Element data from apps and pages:
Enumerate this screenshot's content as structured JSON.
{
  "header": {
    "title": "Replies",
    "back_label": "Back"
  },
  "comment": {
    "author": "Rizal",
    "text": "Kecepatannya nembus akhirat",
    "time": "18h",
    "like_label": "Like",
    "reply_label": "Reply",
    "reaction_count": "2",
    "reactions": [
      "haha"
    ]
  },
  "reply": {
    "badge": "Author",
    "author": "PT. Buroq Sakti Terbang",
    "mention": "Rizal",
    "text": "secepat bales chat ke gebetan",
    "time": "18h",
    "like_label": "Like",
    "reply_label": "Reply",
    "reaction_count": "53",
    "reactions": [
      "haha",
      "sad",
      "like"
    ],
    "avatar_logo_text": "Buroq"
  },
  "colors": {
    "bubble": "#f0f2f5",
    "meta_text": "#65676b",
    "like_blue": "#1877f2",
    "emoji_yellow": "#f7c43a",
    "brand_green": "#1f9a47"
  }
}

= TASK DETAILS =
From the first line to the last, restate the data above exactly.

= TASK SOLUTION =
Enumerate this screenshot's content as structured JSON.
{
  "header": {
    "title": "Replies",
    "back_label": "Back"
  },
  "comment": {
    "author": "Rizal",
    "text": "Kecepatannya nembus akhirat",
    "time": "18h",
    "like_label": "Like",
    "reply_label": "Reply",
    "reaction_count": "2",
    "reactions": [
      "haha"
    ]
  },
  "reply": {
    "badge": "Author",
    "author": "PT. Buroq Sakti Terbang",
    "mention": "Rizal",
    "text": "secepat bales chat ke gebetan",
    "time": "18h",
    "like_label": "Like",
    "reply_label": "Reply",
    "reaction_count": "53",
    "reactions": [
      "haha",
      "sad",
      "like"
    ],
    "avatar_logo_text": "Buroq"
  },
  "colors": {
    "bubble": "#f0f2f5",
    "meta_text": "#65676b",
    "like_blue": "#1877f2",
    "emoji_yellow": "#f7c43a",
    "brand_green": "#1f9a47"
  }
}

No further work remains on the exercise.